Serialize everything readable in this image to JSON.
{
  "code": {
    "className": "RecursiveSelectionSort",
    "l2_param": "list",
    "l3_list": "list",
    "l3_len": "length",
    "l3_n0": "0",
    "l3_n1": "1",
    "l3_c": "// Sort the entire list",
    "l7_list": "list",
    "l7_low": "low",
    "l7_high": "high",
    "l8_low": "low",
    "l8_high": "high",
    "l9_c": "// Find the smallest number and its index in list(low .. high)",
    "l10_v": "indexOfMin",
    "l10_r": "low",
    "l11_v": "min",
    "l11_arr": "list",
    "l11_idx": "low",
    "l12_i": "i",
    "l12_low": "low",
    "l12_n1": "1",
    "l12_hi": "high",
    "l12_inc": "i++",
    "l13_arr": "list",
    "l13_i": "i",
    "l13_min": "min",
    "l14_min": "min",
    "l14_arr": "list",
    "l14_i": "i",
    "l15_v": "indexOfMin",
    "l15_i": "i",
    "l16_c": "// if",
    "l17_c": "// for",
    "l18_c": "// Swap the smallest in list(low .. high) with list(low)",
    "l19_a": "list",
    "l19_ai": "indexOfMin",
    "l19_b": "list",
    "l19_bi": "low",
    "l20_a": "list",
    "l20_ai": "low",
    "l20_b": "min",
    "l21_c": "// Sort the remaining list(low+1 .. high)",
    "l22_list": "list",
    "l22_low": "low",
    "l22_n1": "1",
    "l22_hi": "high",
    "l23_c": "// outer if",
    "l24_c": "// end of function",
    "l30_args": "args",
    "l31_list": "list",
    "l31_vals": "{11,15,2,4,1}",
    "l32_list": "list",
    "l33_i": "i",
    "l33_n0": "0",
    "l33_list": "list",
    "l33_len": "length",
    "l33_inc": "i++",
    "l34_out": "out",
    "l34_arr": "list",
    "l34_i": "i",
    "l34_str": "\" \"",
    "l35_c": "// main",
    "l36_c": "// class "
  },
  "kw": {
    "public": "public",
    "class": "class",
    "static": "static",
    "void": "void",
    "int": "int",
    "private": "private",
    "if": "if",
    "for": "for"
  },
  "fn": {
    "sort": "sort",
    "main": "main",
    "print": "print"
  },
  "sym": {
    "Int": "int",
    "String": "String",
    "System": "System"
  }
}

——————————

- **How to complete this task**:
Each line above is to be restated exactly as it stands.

- **Response to the exercise**:
Serialize everything readable in this image to JSON.
{
  "code": {
    "className": "RecursiveSelectionSort",
    "l2_param": "list",
    "l3_list": "list",
    "l3_len": "length",
    "l3_n0": "0",
    "l3_n1": "1",
    "l3_c": "// Sort the entire list",
    "l7_list": "list",
    "l7_low": "low",
    "l7_high": "high",
    "l8_low": "low",
    "l8_high": "high",
    "l9_c": "// Find the smallest number and its index in list(low .. high)",
    "l10_v": "indexOfMin",
    "l10_r": "low",
    "l11_v": "min",
    "l11_arr": "list",
    "l11_idx": "low",
    "l12_i": "i",
    "l12_low": "low",
    "l12_n1": "1",
    "l12_hi": "high",
    "l12_inc": "i++",
    "l13_arr": "list",
    "l13_i": "i",
    "l13_min": "min",
    "l14_min": "min",
    "l14_arr": "list",
    "l14_i": "i",
    "l15_v": "indexOfMin",
    "l15_i": "i",
    "l16_c": "// if",
    "l17_c": "// for",
    "l18_c": "// Swap the smallest in list(low .. high) with list(low)",
    "l19_a": "list",
    "l19_ai": "indexOfMin",
    "l19_b": "list",
    "l19_bi": "low",
    "l20_a": "list",
    "l20_ai": "low",
    "l20_b": "min",
    "l21_c": "// Sort the remaining list(low+1 .. high)",
    "l22_list": "list",
    "l22_low": "low",
    "l22_n1": "1",
    "l22_hi": "high",
    "l23_c": "// outer if",
    "l24_c": "// end of function",
    "l30_args": "args",
    "l31_list": "list",
    "l31_vals": "{11,15,2,4,1}",
    "l32_list": "list",
    "l33_i": "i",
    "l33_n0": "0",
    "l33_list": "list",
    "l33_len": "length",
    "l33_inc": "i++",
    "l34_out": "out",
    "l34_arr": "list",
    "l34_i": "i",
    "l34_str": "\" \"",
    "l35_c": "// main",
    "l36_c": "// class "
  },
  "kw": {
    "public": "public",
    "class": "class",
    "static": "static",
    "void": "void",
    "int": "int",
    "private": "private",
    "if": "if",
    "for": "for"
  },
  "fn": {
    "sort": "sort",
    "main": "main",
    "print": "print"
  },
  "sym": {
    "Int": "int",
    "String": "String",
    "System": "System"
  }
}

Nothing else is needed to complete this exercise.